From managing commercial slaughter to saving the whale – the International Whaling Commission at 75

Governments come together under the auspices of the International Whaling Commission (IWC) to make decisions...
Two beautiful Hector's dolphins leap just off new Zealand's coast.

Progress for our campaign as New Zealand takes action to protect dolphins from fishing nets

Following our long-running campaign to save endangered Hector's dolphins, the New Zealand government has announced...

COP26: Did we persuade world leaders to listen to the ocean?

As the dust settles after the United Nations Climate Change conference in Glasgow, it's a...
Artist impression Ramiri's beaked whale

New whale species found

Kidzone - quick links Fun Facts Our Goals Curious kids Kids blogs Fantastic fundraisers Gallery...
This dolphin was trapped in a plastic ring but, thankfully, successfully freed. Photograph was taken by Q. Gibson, University of North Florida, under the authority of NMFS LOC No. 14157

To save whales, dolphins and the world, we need a global treaty on plastic pollution

Millions of tonnes of plastic enter the environment every year impacting ecosystems and species. Plastic...
Humpback whale Salt with her calf

A humpback whale teacher named Salt who helps keep you and me alive

Salt is a remarkable whale. In fact she's probably the most famous humpback whale in...
Blue whale (balaenoptera musculus) A blue whale tail at sunset. Gulf of California.

Whales, trees and butterflies – how we’re giving a voice to the ocean at COP26

I'm in Glasgow representing WDC, Whale and Dolphin Conservation at COP26, the UN's 26th climate...
Save the whale. Save the world

Green whale – will whale poo help save whales?

Kidzone - quick links Fun Facts Our Goals Curious kids Did you know that whales...

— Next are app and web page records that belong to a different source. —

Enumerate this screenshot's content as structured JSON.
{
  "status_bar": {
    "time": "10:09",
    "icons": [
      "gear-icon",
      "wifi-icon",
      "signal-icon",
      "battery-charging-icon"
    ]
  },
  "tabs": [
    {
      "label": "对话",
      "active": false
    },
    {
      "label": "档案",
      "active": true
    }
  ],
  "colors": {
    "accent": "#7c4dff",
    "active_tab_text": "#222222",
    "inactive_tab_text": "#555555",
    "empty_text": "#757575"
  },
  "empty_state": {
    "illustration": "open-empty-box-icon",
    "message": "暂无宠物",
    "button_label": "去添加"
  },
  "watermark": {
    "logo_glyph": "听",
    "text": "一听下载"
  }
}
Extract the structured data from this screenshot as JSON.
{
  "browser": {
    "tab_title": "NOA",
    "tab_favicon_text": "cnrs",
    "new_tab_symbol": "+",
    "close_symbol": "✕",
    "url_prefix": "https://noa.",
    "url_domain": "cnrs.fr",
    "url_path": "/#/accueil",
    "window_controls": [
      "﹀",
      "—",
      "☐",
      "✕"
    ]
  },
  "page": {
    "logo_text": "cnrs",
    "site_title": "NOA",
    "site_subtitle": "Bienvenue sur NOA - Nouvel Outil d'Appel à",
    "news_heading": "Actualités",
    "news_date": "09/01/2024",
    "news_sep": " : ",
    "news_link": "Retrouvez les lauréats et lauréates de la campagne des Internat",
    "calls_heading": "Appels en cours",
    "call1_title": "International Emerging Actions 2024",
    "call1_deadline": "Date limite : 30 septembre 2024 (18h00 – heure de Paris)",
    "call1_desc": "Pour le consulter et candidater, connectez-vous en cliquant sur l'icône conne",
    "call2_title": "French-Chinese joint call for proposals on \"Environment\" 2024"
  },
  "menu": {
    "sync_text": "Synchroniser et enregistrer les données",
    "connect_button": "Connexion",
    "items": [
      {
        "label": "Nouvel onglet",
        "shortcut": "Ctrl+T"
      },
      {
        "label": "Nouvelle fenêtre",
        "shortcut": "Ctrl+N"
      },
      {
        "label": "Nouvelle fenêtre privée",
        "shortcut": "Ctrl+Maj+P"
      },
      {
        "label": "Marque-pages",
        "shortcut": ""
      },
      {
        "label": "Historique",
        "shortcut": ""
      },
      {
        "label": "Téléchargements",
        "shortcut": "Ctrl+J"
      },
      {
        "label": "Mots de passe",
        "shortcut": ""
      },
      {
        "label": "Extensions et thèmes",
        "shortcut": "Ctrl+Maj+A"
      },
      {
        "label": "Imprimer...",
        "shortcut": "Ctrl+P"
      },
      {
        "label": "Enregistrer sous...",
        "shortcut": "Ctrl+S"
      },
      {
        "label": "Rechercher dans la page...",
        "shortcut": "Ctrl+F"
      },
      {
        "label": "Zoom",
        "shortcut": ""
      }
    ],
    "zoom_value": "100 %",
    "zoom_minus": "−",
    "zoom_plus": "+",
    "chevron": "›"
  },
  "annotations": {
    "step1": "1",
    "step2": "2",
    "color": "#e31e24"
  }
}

New Southern resident orca born!

The endangered population of orcas known as the Southern Residents were causing quite a stir in Washington State’s Puget Sound last week, with news helicopters broadcasting aerial images of the orcas.  A few eagle-eyed viewers noticed a particularly small orca swimming amongst the others, but blurry stills and screen-grabs from the news footage made it hard to know for sure if we were seeing a brand new calf. 

But just a glimpse was enough to stir everyone’s interest, and on Thursday night, the conversation to figure out what we were seeing was fast and furious – my phone was buzzing with messages.  After a particularly rough couple of years for the Southern Resident orca population, we were all desperate for some good news.

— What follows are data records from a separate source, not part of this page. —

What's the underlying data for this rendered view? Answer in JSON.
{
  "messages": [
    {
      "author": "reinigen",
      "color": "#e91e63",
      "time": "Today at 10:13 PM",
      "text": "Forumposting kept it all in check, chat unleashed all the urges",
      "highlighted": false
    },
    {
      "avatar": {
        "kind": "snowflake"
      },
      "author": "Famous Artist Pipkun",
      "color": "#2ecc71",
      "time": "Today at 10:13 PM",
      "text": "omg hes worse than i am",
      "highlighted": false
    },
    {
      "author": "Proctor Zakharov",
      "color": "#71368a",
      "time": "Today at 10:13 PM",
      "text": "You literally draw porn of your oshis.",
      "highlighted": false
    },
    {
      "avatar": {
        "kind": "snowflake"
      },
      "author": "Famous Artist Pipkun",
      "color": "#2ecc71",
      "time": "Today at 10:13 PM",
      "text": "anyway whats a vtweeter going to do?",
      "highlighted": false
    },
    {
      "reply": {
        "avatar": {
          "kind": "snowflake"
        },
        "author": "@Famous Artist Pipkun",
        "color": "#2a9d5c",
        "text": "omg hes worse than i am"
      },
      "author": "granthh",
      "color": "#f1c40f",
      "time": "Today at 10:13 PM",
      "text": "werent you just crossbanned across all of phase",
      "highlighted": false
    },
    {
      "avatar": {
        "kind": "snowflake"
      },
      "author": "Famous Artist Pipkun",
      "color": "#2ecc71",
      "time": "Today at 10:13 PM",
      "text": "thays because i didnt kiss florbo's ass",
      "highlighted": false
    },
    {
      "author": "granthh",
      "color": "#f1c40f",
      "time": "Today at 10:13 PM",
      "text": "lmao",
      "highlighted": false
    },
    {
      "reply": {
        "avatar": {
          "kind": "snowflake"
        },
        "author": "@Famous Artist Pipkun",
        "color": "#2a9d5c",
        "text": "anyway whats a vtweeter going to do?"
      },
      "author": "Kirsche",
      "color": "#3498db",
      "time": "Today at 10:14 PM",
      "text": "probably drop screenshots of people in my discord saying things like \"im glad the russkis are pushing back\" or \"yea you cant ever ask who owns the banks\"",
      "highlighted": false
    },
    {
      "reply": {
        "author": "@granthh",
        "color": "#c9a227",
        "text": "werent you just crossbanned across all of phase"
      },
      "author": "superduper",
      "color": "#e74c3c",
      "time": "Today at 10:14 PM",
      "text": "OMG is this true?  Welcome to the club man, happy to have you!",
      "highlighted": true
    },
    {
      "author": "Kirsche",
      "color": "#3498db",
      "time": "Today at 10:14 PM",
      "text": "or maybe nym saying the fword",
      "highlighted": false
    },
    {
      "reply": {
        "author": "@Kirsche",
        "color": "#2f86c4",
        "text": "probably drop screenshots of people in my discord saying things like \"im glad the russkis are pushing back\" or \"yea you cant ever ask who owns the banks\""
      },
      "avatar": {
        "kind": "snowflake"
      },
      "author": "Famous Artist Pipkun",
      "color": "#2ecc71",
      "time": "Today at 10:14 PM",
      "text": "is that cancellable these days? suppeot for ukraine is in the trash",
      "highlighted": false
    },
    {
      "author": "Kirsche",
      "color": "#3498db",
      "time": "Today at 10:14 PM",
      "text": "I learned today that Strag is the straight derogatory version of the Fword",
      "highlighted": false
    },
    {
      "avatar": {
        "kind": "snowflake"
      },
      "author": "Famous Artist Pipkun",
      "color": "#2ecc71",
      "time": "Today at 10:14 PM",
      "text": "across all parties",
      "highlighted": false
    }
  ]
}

On Friday, the Center for Whale Research (CWR), which has maintained the Southern Resident census for over 40 years, confirmed that there was indeed a  brand new calf in the Southern Resident community!  Given the identification number L124, the new calf (sex unknown) was born to Matia (L77), a 31-year-old female in L pod.  CWR added that new baby L124 is Matia’s third known calf, looked healthy and energetic, and is believed to be several weeks old.  Finally, some good news!

The Southern Resident community has not had a surviving calf in more than three years, after the hopeful baby boom of a few years ago that started with the birth of Scarlet (J50) in December 2014.  Of the eight calves born who lived long enough to receive official designations from CWR, five are still alive today. 

Then, last autumn, three female orcas – one in each pod: J, K, and L – were observed by researchers to be pregnant and L124 is the first calf to be seen. This is such a welcome relief for all of us in the orca community and a piece of good news for the Southern Residents.  Even the orcas themselves seem to be celebrating, with members of all three pods seen socialising and in close contact with each other last Friday afternoon – a rare ‘superpod’ of Southern Residents.  

I’m thrilled and relieved by the news of a brand new calf.  L124 is an inspiration for me to keep up the hard work to ensure he or she has a safe and healthy home to grow up in – with clean and quiet waters and all the salmon they can dream of.  A few names have already been suggested for this newest Southern Resident orca, and while L124 won’t receive an official name until later this year, we like the idea of Promise – new calves indicate there is still promise for recovery in the population, and, with your support, we promise to do everything we can to help them get there.

Enjoy this video of the L pod of the Southern Residents, including L124.

Southern Resident video